of posts about the Harper Lee
classic, being produced by
AthensWest Theatre Company.
Well, well, well. The Bluegrass' own Emily Reed is playing the role of the central character in one of America's most lauded plays! (They grow up so fast '-)
You have seen her on television in commercials. She's been in numerous plays in the Bluegrass, is an excellent student, and oh yeah, she is a twin -- her family call her and her brother supertwins -- and along with Annalisse Finch, Emily Reed is now playing the role of Scout (Miss Jean Louise)in AthensTheatre's presentation of To Kill A Mockingbird.

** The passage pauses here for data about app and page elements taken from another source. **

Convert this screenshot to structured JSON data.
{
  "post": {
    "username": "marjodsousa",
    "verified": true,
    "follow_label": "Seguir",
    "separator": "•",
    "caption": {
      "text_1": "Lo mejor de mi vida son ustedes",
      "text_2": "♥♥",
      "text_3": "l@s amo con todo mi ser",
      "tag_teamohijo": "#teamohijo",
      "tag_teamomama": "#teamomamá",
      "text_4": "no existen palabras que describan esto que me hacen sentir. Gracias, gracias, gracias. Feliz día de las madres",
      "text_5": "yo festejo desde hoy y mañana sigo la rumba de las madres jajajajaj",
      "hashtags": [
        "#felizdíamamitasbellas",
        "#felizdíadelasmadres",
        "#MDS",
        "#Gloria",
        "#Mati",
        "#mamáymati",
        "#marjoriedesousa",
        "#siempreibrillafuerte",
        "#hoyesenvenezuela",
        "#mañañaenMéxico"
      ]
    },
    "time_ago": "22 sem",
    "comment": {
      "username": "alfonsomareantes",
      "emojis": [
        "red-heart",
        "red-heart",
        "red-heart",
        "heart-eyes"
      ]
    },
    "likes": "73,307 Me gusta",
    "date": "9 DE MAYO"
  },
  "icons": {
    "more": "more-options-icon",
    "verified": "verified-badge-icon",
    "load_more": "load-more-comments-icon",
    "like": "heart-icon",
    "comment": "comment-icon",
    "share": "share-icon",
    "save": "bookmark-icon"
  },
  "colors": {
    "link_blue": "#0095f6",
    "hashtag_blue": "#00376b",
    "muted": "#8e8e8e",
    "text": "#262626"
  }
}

Emily tells me her decision to go out for the part was an easy one. "I was looking for a place to do a play, and then this came up -- and how can you not audition to be Scout?" she exclaims.
Reed considers Scout's impact on the overall story as pivotal. "She sets a point of view, and attaches the audience with the story."
For such a youngster, Reed has quite the resume. She has been on stage since elementary school, played Jasmine in Aladdin (middle school), a character who died in one production, and was in the chorus of the high school's production of High School Musical. She also recently performed with Ragged Edge Theater in Harrodsburg, she was in the chorus and played one of the 'poor unfortunate souls.' Most recently, she was Susan in Miracle On 34th Street (Bluegrass Theater Guild in Frankfort) and her role as Young Belle in Actors Guild of Lexington's performance of Belle Brezing. She has also been performing with Bluegrass Opera; was in the chorus of Elyria; and she played Tilda – a soloist and speaking part in Mothers of the Ludlow.
When asked to compare Scout with her role as Susan in Miracle on 34th Street, Emily says, "Scout is more of a tomboy and outgoing, while Susan is more analytical and somewhat sheltered by her mom.
Since both young girls who play the dually-cast role of Scout rehearse together, it's easy to see how one could lose focus during the process. Reed says the biggest hurdle in this performance is, "You memorizing lines for hours -- oh, and not getting distracted while the other 'Scout' is onstage!"
Click to see my earlier post about Emily:
As you can see, I am so proud to have watched this young girl grow as an actor and as a young lady. That's the great thing about writing for theatre, I have the pleasure of getting to know some very cool folks and whether they're 6 or 60, there is always room for growth, so it's fun to observe all that. For me, anyway.
I have full faith Emily's gonna be wonderful as Scout -- and I cannot WAIT to see her breathe life into the role as we watch this American classic unfold.
See you at the show!